The flawed election process of Drexel’s student government

Photo by Kasey Shamis | The Triangle

In no democratic world does the current government elect the next government. In no world, that is, except at Drexel University. With “election” season coming, it is important to note that the senators of the Undergraduate Student Government Association (USGA) are not actually elected.

After a prospective student senator receives 50 nominations from any undergraduate student (~0.36% of the undergraduate body), the prospective senator must be elected by at least ⅔ of the currently sitting representatives. For spring term elections, this means that the only people actually voting are non-returning students and seniors who will not have to bear the consequences of the decisions of a future government.

USGA purports its mission to be “to fairly represent the Drexel Student Body and to foster relations between the students and the University community. This organization exists to be the official voice and advocate on behalf of the undergraduate student body to the Drexel University administration.”

It is a bit ironic for an undemocratic government to claim to be the official voice of the undergraduate student body. After all, prospective senators campaign not to the undergraduate student body but to mostly graduating seniors in the government. If I had to pick someone to replace me, who would I pick? I would probably pick the student that I believe most closely represents my views. Thus, the student government’s views remain constant and unchanging year after year even if the views of the overall student body have changed. Over time, opinions can diverge so greatly that USGA no longer speaks for all students, rendering it illegitimate. Student senators that disagree with everyone else can risk future committee chair positions and even their re-election.

But wait! The president and vice president are directly elected by the entire student body. The president has the power to veto legislation and speak for the students. However, having two out of 52 students (3.8%) be elected does not make a government democratic. The veto power is usually insignificant anyway because most USGA work is done through initiatives which are started not by any formal action of USGA but by a single student senator seeking change. Most importantly, the president and vice president are required to have previously served in USGA for at least three quarters which means they still exhibit like-mindedness with the rest of the government.

The effects of disenfranchisement can be seen playing out. For example, USGA’s bylaws require student senators to fulfill civic engagement event requirements. These events are held in-person. This prevents Drexel’s thousands of online students from gaining representation in the government which means USGA cannot advocate on their behalf. USGA has also been relatively superficial in their advocacy and have typically worked on minor initiatives like putting chalk in the Recreation Center and spreading awareness about holding doors open while taking no action to challenge Drexel’s administration on larger campus issues that draw the attention of many students like RA unionization.

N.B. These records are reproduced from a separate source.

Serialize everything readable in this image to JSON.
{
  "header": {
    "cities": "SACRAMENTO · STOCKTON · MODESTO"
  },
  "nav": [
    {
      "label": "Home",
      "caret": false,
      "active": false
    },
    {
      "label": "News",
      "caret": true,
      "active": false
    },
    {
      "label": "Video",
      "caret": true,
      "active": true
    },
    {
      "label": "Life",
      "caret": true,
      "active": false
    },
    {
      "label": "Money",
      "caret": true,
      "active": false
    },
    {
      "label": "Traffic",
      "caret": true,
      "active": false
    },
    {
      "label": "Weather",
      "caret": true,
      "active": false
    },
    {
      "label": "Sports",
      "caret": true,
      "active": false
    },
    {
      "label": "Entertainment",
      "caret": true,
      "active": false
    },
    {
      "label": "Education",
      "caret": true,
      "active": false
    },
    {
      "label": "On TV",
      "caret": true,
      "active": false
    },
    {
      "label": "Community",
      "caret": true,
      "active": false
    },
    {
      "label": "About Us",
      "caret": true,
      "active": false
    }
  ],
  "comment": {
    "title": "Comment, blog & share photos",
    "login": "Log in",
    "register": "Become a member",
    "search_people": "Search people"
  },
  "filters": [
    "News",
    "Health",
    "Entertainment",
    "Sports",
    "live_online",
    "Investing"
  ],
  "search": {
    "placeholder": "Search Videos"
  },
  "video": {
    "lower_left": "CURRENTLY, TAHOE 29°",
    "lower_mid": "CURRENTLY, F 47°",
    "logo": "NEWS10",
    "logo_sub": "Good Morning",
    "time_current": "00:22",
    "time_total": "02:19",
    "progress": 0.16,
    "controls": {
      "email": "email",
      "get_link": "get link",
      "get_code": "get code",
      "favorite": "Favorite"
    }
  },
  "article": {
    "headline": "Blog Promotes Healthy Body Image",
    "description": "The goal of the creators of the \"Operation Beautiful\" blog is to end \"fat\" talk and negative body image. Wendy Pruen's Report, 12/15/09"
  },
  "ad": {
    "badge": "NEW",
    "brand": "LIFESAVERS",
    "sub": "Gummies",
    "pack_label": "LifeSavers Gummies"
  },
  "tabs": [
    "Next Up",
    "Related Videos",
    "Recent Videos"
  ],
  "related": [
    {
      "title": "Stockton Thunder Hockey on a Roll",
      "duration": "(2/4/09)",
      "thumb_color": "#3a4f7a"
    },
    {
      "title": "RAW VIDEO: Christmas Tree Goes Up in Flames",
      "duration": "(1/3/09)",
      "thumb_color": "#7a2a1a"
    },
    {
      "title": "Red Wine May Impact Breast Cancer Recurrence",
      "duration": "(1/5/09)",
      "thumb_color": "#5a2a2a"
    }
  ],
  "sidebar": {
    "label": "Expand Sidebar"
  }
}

The undergraduate students of Drexel University must demand their government to do better, and USGA needs to amend their selection process to allow students to democratically elect their government.